For many Northfield High School students, taking part in Rock 'N Roll Revival is more than a chance to show off a talent for song and dance onstage. It's about continuing a tradition.
Now in its 13th season, the biennial production brings together students from all corners of the high school to perform classic rock and pop tunes from decades gone by. Students spend countless hours preparing for six performances — this year, the show runs for two weekends, with opening night on March 8. Shows frequently sell out; on the first day of sales, all of the tickets for two performances had already been snatched up.

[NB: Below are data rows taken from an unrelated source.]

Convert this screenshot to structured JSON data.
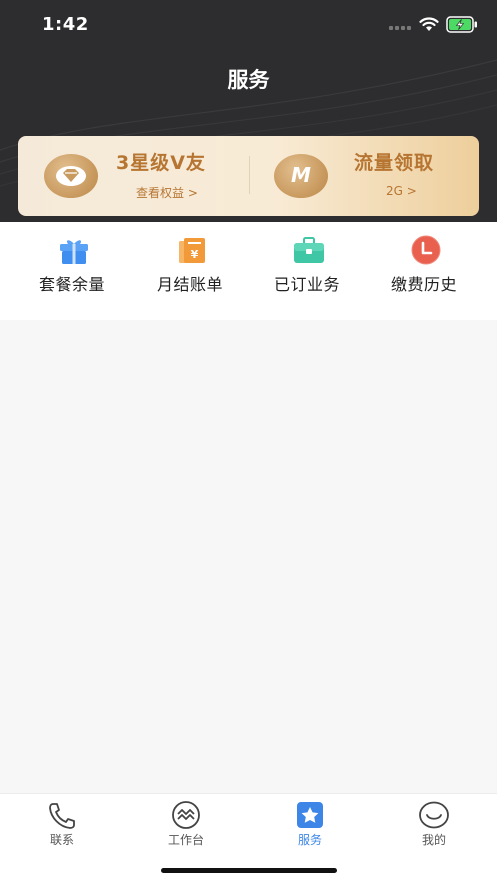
{
  "status_bar": {
    "time": "1:42"
  },
  "header": {
    "title": "服务"
  },
  "benefits_card": {
    "left": {
      "title": "3星级V友",
      "link": "查看权益 >"
    },
    "right": {
      "badge_letter": "M",
      "title": "流量领取",
      "link": "2G >"
    }
  },
  "quick_actions": [
    {
      "label": "套餐余量",
      "icon": "gift-icon",
      "color": "#3f8ef0"
    },
    {
      "label": "月结账单",
      "icon": "bill-icon",
      "color": "#f2993a"
    },
    {
      "label": "已订业务",
      "icon": "briefcase-icon",
      "color": "#3fc7a5"
    },
    {
      "label": "缴费历史",
      "icon": "clock-icon",
      "color": "#e9604f"
    }
  ],
  "tabbar": {
    "active_color": "#3d86e8",
    "items": [
      {
        "label": "联系",
        "icon": "phone-icon"
      },
      {
        "label": "工作台",
        "icon": "workbench-icon"
      },
      {
        "label": "服务",
        "icon": "star-icon"
      },
      {
        "label": "我的",
        "icon": "smile-icon"
      }
    ]
  }
}
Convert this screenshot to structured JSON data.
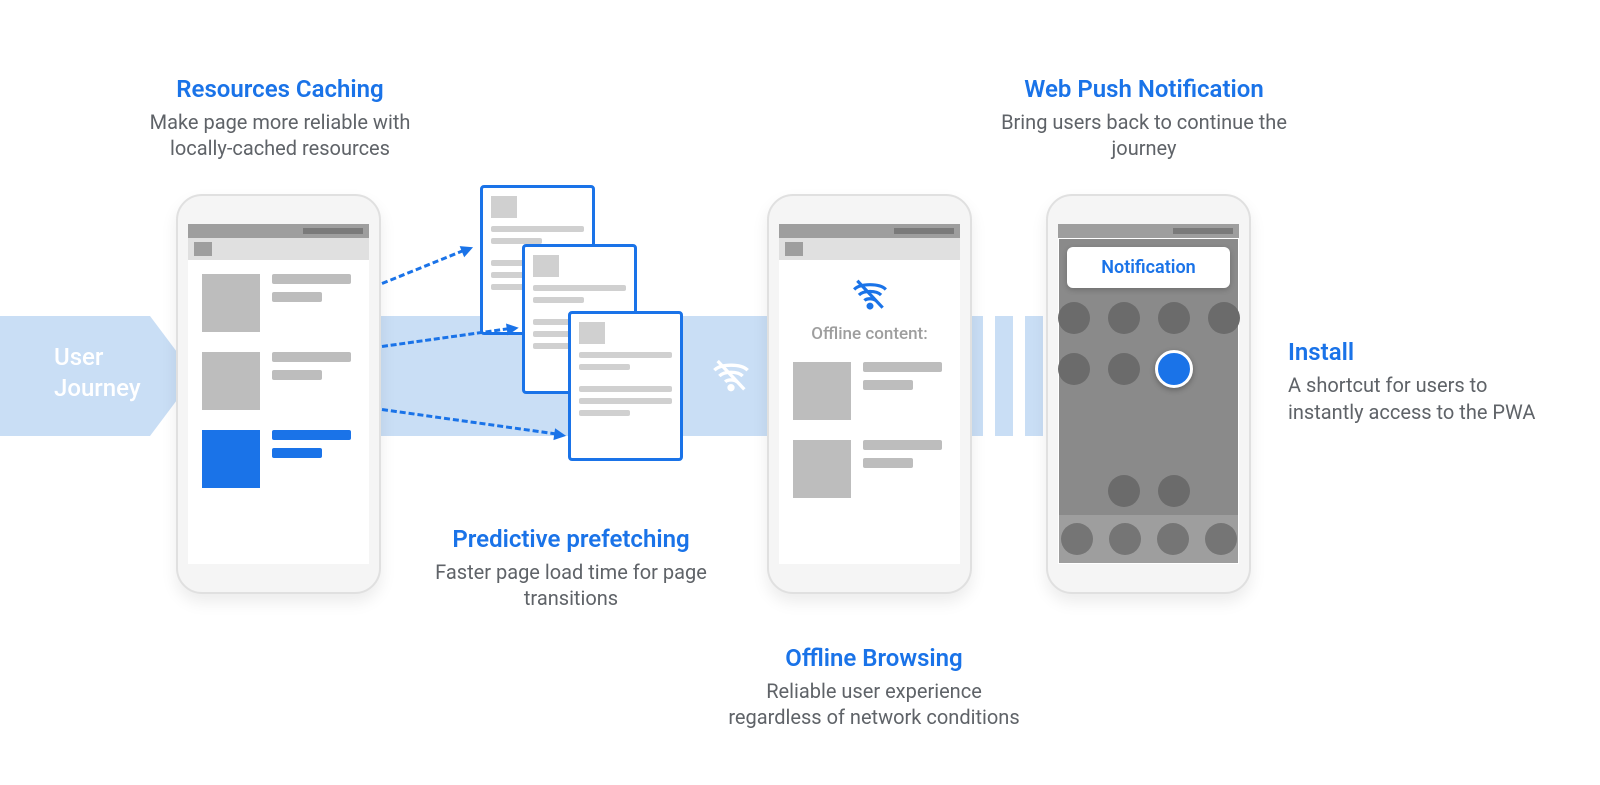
{
  "journey_label_line1": "User",
  "journey_label_line2": "Journey",
  "caching": {
    "title": "Resources Caching",
    "sub": "Make page more reliable with locally-cached resources"
  },
  "prefetch": {
    "title": "Predictive prefetching",
    "sub": "Faster page load time for page transitions"
  },
  "offline": {
    "title": "Offline Browsing",
    "sub": "Reliable user experience regardless of network conditions",
    "content_label": "Offline content:"
  },
  "push": {
    "title": "Web Push Notification",
    "sub": "Bring users back to continue the journey",
    "notif_text": "Notification"
  },
  "install": {
    "title": "Install",
    "sub": "A shortcut for users to instantly access to the PWA"
  }
}
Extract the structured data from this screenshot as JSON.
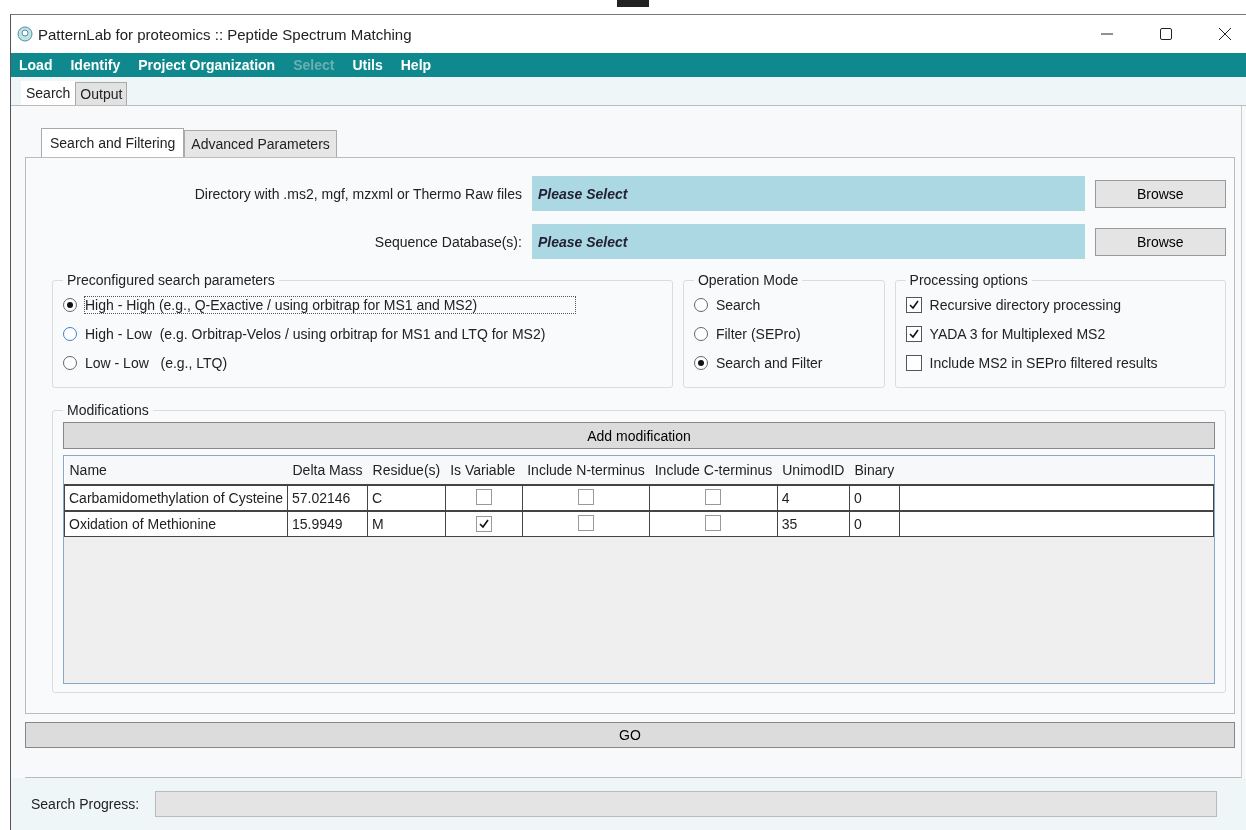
{
  "window": {
    "title": "PatternLab for proteomics :: Peptide Spectrum Matching"
  },
  "menu": [
    {
      "label": "Load",
      "disabled": false
    },
    {
      "label": "Identify",
      "disabled": false
    },
    {
      "label": "Project Organization",
      "disabled": false
    },
    {
      "label": "Select",
      "disabled": true
    },
    {
      "label": "Utils",
      "disabled": false
    },
    {
      "label": "Help",
      "disabled": false
    }
  ],
  "tabs": [
    {
      "label": "Search",
      "selected": true
    },
    {
      "label": "Output",
      "selected": false
    }
  ],
  "subtabs": [
    {
      "label": "Search and Filtering",
      "selected": true
    },
    {
      "label": "Advanced Parameters",
      "selected": false
    }
  ],
  "fields": [
    {
      "label": "Directory with .ms2, mgf, mzxml or Thermo Raw files",
      "value": "Please Select",
      "button": "Browse"
    },
    {
      "label": "Sequence Database(s):",
      "value": "Please Select",
      "button": "Browse"
    }
  ],
  "preconfigured": {
    "title": "Preconfigured search parameters",
    "options": [
      {
        "label": "High - High (e.g., Q-Exactive / using orbitrap for MS1 and MS2)",
        "selected": true
      },
      {
        "label": "High - Low  (e.g. Orbitrap-Velos / using orbitrap for MS1 and LTQ for MS2)",
        "selected": false
      },
      {
        "label": "Low - Low   (e.g., LTQ)",
        "selected": false
      }
    ]
  },
  "operation_mode": {
    "title": "Operation Mode",
    "options": [
      {
        "label": "Search",
        "selected": false
      },
      {
        "label": "Filter (SEPro)",
        "selected": false
      },
      {
        "label": "Search and Filter",
        "selected": true
      }
    ]
  },
  "processing_options": {
    "title": "Processing options",
    "options": [
      {
        "label": "Recursive directory processing",
        "checked": true
      },
      {
        "label": "YADA 3 for Multiplexed MS2",
        "checked": true
      },
      {
        "label": "Include MS2 in SEPro filtered results",
        "checked": false
      }
    ]
  },
  "modifications": {
    "title": "Modifications",
    "add_button": "Add modification",
    "columns": [
      "Name",
      "Delta Mass",
      "Residue(s)",
      "Is Variable",
      "Include N-terminus",
      "Include C-terminus",
      "UnimodID",
      "Binary"
    ],
    "rows": [
      {
        "name": "Carbamidomethylation of Cysteine",
        "delta_mass": "57.02146",
        "residues": "C",
        "is_variable": false,
        "include_n_terminus": false,
        "include_c_terminus": false,
        "unimod_id": "4",
        "binary": "0"
      },
      {
        "name": "Oxidation of Methionine",
        "delta_mass": "15.9949",
        "residues": "M",
        "is_variable": true,
        "include_n_terminus": false,
        "include_c_terminus": false,
        "unimod_id": "35",
        "binary": "0"
      }
    ]
  },
  "go_button": "GO",
  "status_bar": {
    "label": "Search Progress:",
    "level": 0
  }
}
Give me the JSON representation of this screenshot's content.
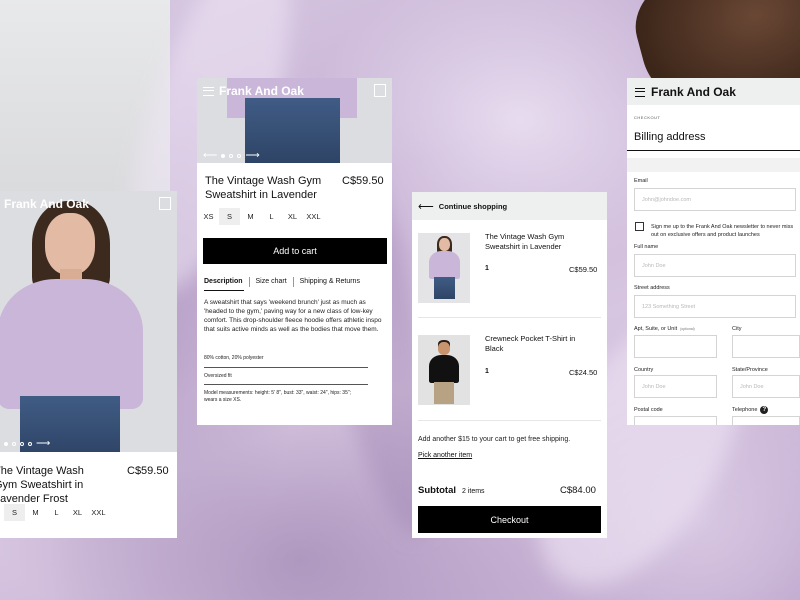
{
  "product_card": {
    "brand": "Frank And Oak",
    "title": "The Vintage Wash Gym Sweatshirt in Lavender Frost",
    "price": "C$59.50",
    "sizes": [
      "S",
      "M",
      "L",
      "XL",
      "XXL"
    ],
    "selected_size": "S"
  },
  "product_detail": {
    "brand": "Frank And Oak",
    "title": "The Vintage Wash Gym Sweatshirt in Lavender",
    "price": "C$59.50",
    "sizes": [
      "XS",
      "S",
      "M",
      "L",
      "XL",
      "XXL"
    ],
    "selected_size": "S",
    "add_to_cart": "Add to cart",
    "tabs": [
      "Description",
      "Size chart",
      "Shipping & Returns"
    ],
    "description": "A sweatshirt that says 'weekend brunch' just as much as 'headed to the gym,' paving way for a new class of low-key comfort. This drop-shoulder fleece hoodie offers athletic inspo that suits active minds as well as the bodies that move them.",
    "material": "80% cotton, 20% polyester",
    "fit": "Oversized fit",
    "measurements": "Model measurements: height: 5' 8\", bust: 33\", waist: 24\", hips: 35\"; wears a size XS."
  },
  "cart": {
    "back_label": "Continue shopping",
    "items": [
      {
        "title": "The Vintage Wash Gym Sweatshirt in Lavender",
        "qty": "1",
        "price": "C$59.50"
      },
      {
        "title": "Crewneck Pocket T-Shirt in Black",
        "qty": "1",
        "price": "C$24.50"
      }
    ],
    "shipping_note": "Add another $15 to your cart to get free shipping.",
    "pick_another": "Pick another item",
    "subtotal_label": "Subtotal",
    "subtotal_items": "2 items",
    "subtotal_value": "C$84.00",
    "checkout_label": "Checkout"
  },
  "billing": {
    "brand": "Frank And Oak",
    "step": "CHECKOUT",
    "title": "Billing address",
    "email_label": "Email",
    "email_placeholder": "John@johndoe.com",
    "newsletter_text": "Sign me up to the Frank And Oak newsletter to never miss out on exclusive offers and product launches",
    "full_name_label": "Full name",
    "full_name_placeholder": "John Doe",
    "street_label": "Street address",
    "street_placeholder": "123 Something Street",
    "apt_label": "Apt, Suite, or Unit",
    "apt_optional": "(optional)",
    "city_label": "City",
    "country_label": "Country",
    "country_placeholder": "John Doe",
    "state_label": "State/Province",
    "state_placeholder": "John Doe",
    "postal_label": "Postal code",
    "phone_label": "Telephone"
  },
  "colors": {
    "background": "#cdb9d9",
    "button": "#000000",
    "sweatshirt": "#c9b6d9"
  }
}
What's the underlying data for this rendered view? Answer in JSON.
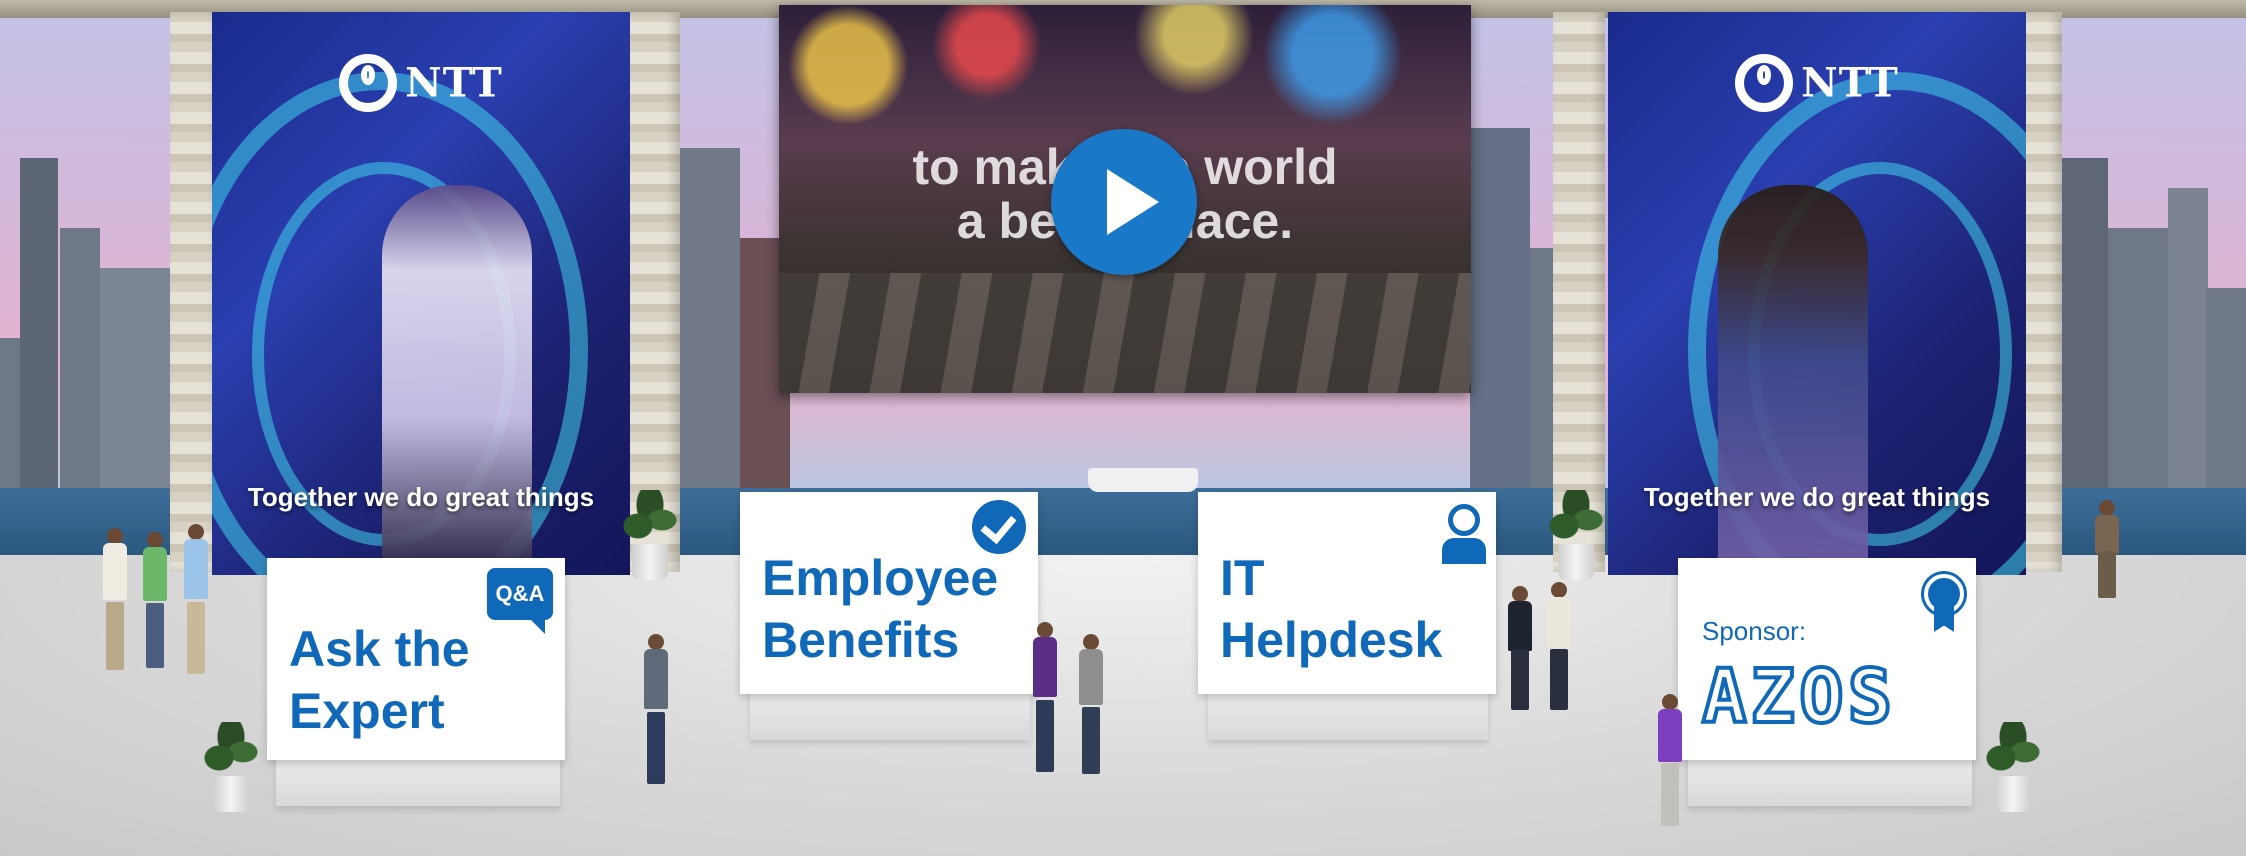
{
  "scene": {
    "banner_left": {
      "logo_text": "NTT",
      "tagline": "Together we do great things"
    },
    "banner_right": {
      "logo_text": "NTT",
      "tagline": "Together we do great things"
    },
    "video": {
      "overlay_line1": "to make the world",
      "overlay_line2": "a better place."
    }
  },
  "signs": {
    "ask_expert": {
      "line1": "Ask the",
      "line2": "Expert",
      "icon_text": "Q&A",
      "icon": "qa-bubble-icon"
    },
    "employee_benefits": {
      "line1": "Employee",
      "line2": "Benefits",
      "icon": "check-circle-icon"
    },
    "it_helpdesk": {
      "line1": "IT",
      "line2": "Helpdesk",
      "icon": "headset-user-icon"
    },
    "sponsor": {
      "label": "Sponsor:",
      "logo_text": "AZOS",
      "icon": "award-ribbon-icon"
    }
  },
  "colors": {
    "brand_blue": "#1068b8",
    "play_button": "#1a78c8"
  }
}
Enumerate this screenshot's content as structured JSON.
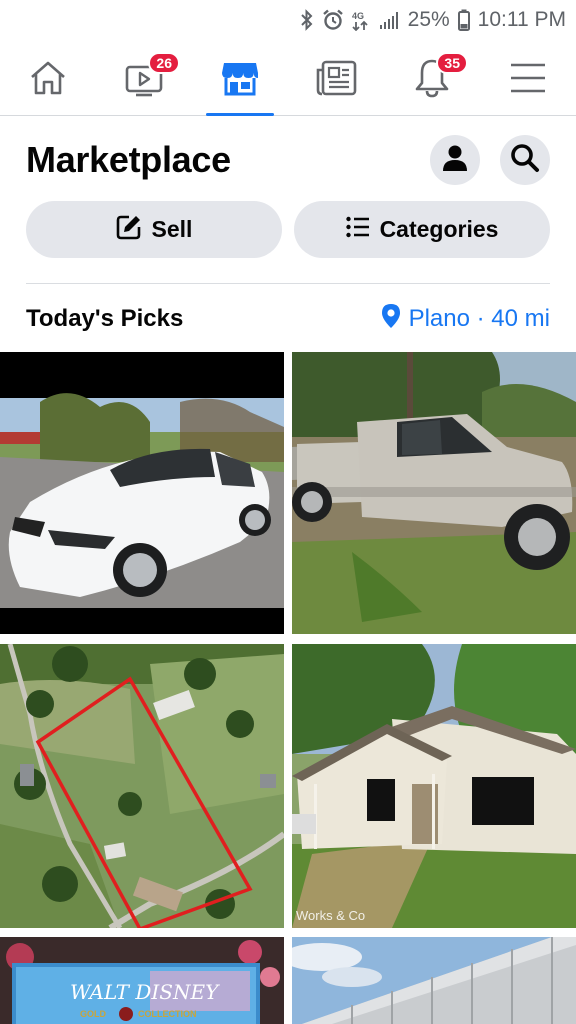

Growing up, sophomore Jaida Gehring held the show in reverie, feeling "awestruck" by the glam and variety of the costumes. As a regular in other high school theater productions, she jumped at the chance to join as a singer and dancer.
"I've seen it before and I've heard so much before because it's so big all over town," said Gehring. "It feels so cool to be part of something that's just so beloved by everyone in Northfield."
This year's show includes songs by Kiss, Queen, Tom Petty and the Heartbreakers, Aretha Franklin and more. Over one hundred cast members, plus about 20 more instrumentalists, play tunes from the late 1950s through 2010s, with the majority from the 60s and 70s.
Math teacher Ray Coudret serves as the show's producer and creative director, with middle school band director Ethan Freier and local musician Craig Wasner working with the band. Bob Gregory-Bjorklund is the vocal director, with Shari Setchell leading the choreography. Over 80 volunteers work to build sets, curl hair and keep students fed.
Unlike a traditional high school musical, Rock 'N Roll Revival's musical revue takes audiences through over two hours of nonstop song and dance, complete with elaborate costumes, lighting and set pieces that transform high school students into rock stars for an evening. Due to the sheer amount of work involved in the production, it only takes place every other year, funded by ticket sales and helped along by parent and community volunteers.
Though senior Angelo Perez will sing and dance for songs written long before he was born, the music still brings a sense of nostalgia for him.
"I grew up with this music, from my grandma and my mom," he said. "And the costumes are fun: the Converse, the rolled-up jeans, the slicked- back hair…"
Perez, a returning performer, was worried about losing his job at a local bank, with rehearsals taking up most of his after-school time for over a month. (He was able to work out a flexible schedule.) And Shay Wellentin, another returning performer, gave up a chance at the state wrestling competition in order to join.
"I had a lot of fun with Rock 'N Roll," said Wellentin. "I love (sports), but I don't want to look back and be like, 'That's the only thing I did.'"
Northfield schools have already had eight snow days during prime rehearsal season. A few rehearsals have been rescheduled, but for students trying to learn several songs' worth of vocals and choreography, every practice counts. This year's cast has had to come together to help each other out, perhaps more so than other years.
"We all know we all have our work cut out for us. We all have to stay focused, and have a good time doing it," said Perez.
Despite the time commitment and workload, students said they never regretted their decision to participate.
"It's twice in a lifetime. It's a huge deal; it's amazing," said Gehring.
As this year's senior performers pass the torch, Perez had some advice for younger students considering a future role.
"I would just encourage the younger students to do it. Just go out on a limb and do it. If you don't feel comfortable, they make you feel comfortable within just a few weeks of doing it."